(Data section):
====================
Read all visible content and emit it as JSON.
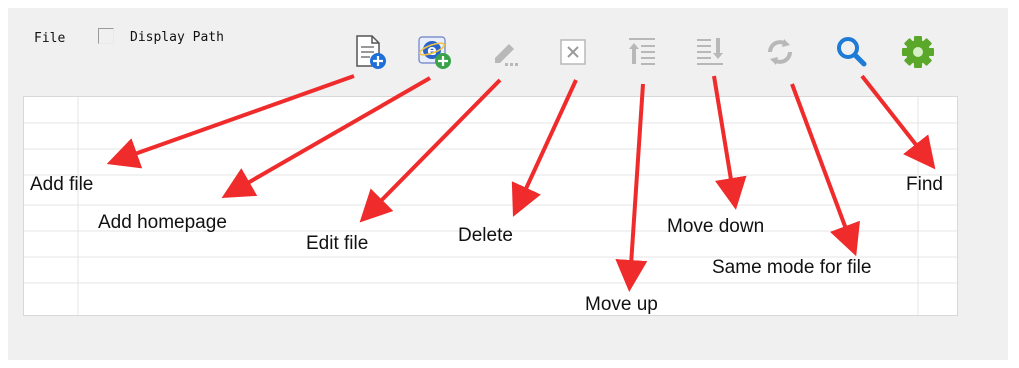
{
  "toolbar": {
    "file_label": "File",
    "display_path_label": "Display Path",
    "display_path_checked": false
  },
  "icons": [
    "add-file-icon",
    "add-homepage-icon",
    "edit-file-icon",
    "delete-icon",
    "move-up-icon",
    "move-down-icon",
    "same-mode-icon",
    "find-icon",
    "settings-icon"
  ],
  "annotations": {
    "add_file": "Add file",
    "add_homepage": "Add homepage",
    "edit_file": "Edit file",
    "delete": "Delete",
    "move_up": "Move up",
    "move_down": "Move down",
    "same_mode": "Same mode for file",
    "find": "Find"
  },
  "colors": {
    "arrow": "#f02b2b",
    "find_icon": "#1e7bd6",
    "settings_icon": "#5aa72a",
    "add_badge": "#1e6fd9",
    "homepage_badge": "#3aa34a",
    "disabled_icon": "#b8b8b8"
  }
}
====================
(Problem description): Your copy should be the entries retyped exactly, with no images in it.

(Output for this task):
Read all visible content and emit it as JSON.
{
  "toolbar": {
    "file_label": "File",
    "display_path_label": "Display Path",
    "display_path_checked": false
  },
  "icons": [
    "add-file-icon",
    "add-homepage-icon",
    "edit-file-icon",
    "delete-icon",
    "move-up-icon",
    "move-down-icon",
    "same-mode-icon",
    "find-icon",
    "settings-icon"
  ],
  "annotations": {
    "add_file": "Add file",
    "add_homepage": "Add homepage",
    "edit_file": "Edit file",
    "delete": "Delete",
    "move_up": "Move up",
    "move_down": "Move down",
    "same_mode": "Same mode for file",
    "find": "Find"
  },
  "colors": {
    "arrow": "#f02b2b",
    "find_icon": "#1e7bd6",
    "settings_icon": "#5aa72a",
    "add_badge": "#1e6fd9",
    "homepage_badge": "#3aa34a",
    "disabled_icon": "#b8b8b8"
  }
}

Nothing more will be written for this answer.